*Dataset entries*
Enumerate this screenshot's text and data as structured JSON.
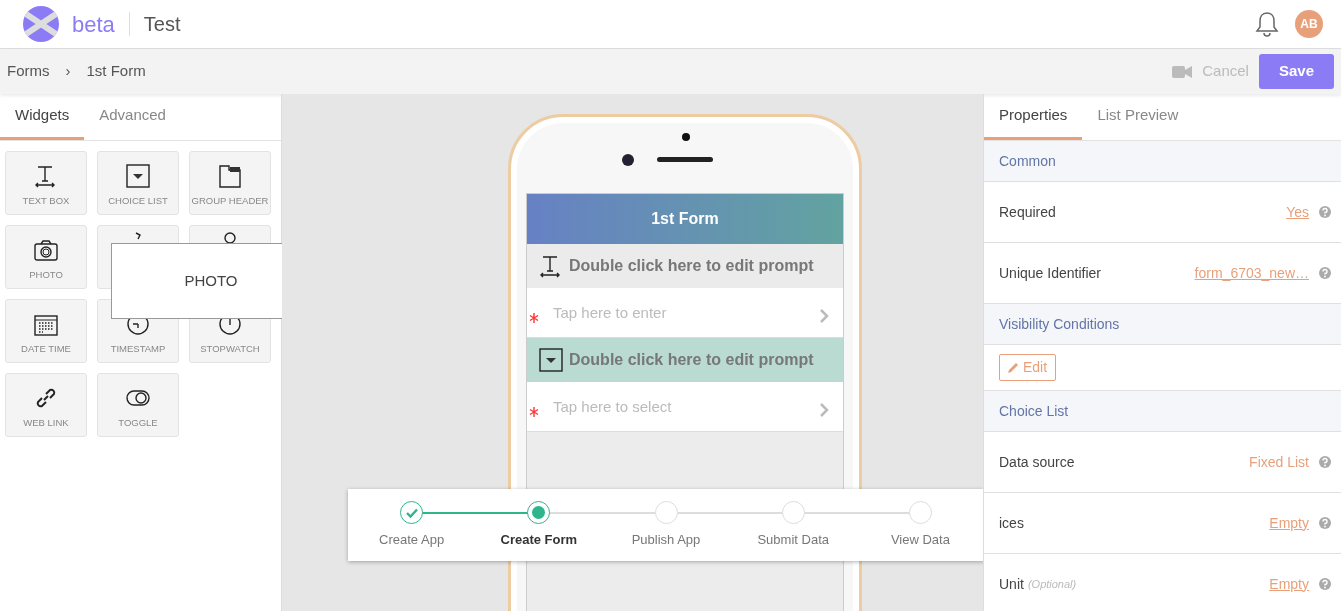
{
  "header": {
    "brand": "beta",
    "app_title": "Test",
    "avatar": "AB"
  },
  "breadcrumb": {
    "items": [
      "Forms",
      "1st Form"
    ],
    "separator": "›"
  },
  "toolbar": {
    "cancel": "Cancel",
    "save": "Save"
  },
  "left_tabs": [
    {
      "label": "Widgets",
      "selected": true
    },
    {
      "label": "Advanced",
      "selected": false
    }
  ],
  "widgets": [
    {
      "kind": "textbox",
      "label": "TEXT BOX"
    },
    {
      "kind": "choice",
      "label": "CHOICE LIST"
    },
    {
      "kind": "group",
      "label": "GROUP HEADER"
    },
    {
      "kind": "photo",
      "label": "PHOTO"
    },
    {
      "kind": "signature"
    },
    {
      "kind": "location"
    },
    {
      "kind": "datetime",
      "label": "DATE TIME"
    },
    {
      "kind": "timestamp",
      "label": "TIMESTAMP"
    },
    {
      "kind": "stopwatch",
      "label": "STOPWATCH"
    },
    {
      "kind": "link",
      "label": "WEB LINK"
    },
    {
      "kind": "toggle",
      "label": "TOGGLE"
    }
  ],
  "tooltip": "PHOTO",
  "form": {
    "title": "1st Form",
    "fields": [
      {
        "kind": "textbox",
        "prompt": "Double click here to edit prompt",
        "placeholder": "Tap here to enter",
        "required": true,
        "selected": false
      },
      {
        "kind": "choice",
        "prompt": "Double click here to edit prompt",
        "placeholder": "Tap here to select",
        "required": true,
        "selected": true
      }
    ]
  },
  "steps": [
    {
      "label": "Create App",
      "completed": true,
      "selected": false
    },
    {
      "label": "Create Form",
      "completed": false,
      "selected": true
    },
    {
      "label": "Publish App",
      "completed": false,
      "selected": false
    },
    {
      "label": "Submit Data",
      "completed": false,
      "selected": false
    },
    {
      "label": "View Data",
      "completed": false,
      "selected": false
    }
  ],
  "right_tabs": [
    {
      "label": "Properties",
      "selected": true
    },
    {
      "label": "List Preview",
      "selected": false
    }
  ],
  "sections": [
    {
      "title": "Common",
      "rows": [
        {
          "kind": "property",
          "label": "Required",
          "value": "Yes",
          "link": true
        },
        {
          "kind": "property",
          "label": "Unique Identifier",
          "value": "form_6703_new…",
          "link": true
        }
      ]
    },
    {
      "title": "Visibility Conditions",
      "rows": [
        {
          "kind": "button",
          "label": "Edit"
        }
      ]
    },
    {
      "title": "Choice List",
      "rows": [
        {
          "kind": "property",
          "label": "Data source",
          "value": "Fixed List",
          "link": false
        },
        {
          "kind": "property",
          "label": "ices",
          "value": "Empty",
          "link": true
        },
        {
          "kind": "property",
          "label": "Unit",
          "note": "(Optional)",
          "value": "Empty",
          "link": true
        }
      ]
    }
  ]
}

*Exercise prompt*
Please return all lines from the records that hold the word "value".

*Task solution*
          "value": "Yes",
          "value": "form_6703_new…",
          "value": "Fixed List",
          "value": "Empty",
          "value": "Empty",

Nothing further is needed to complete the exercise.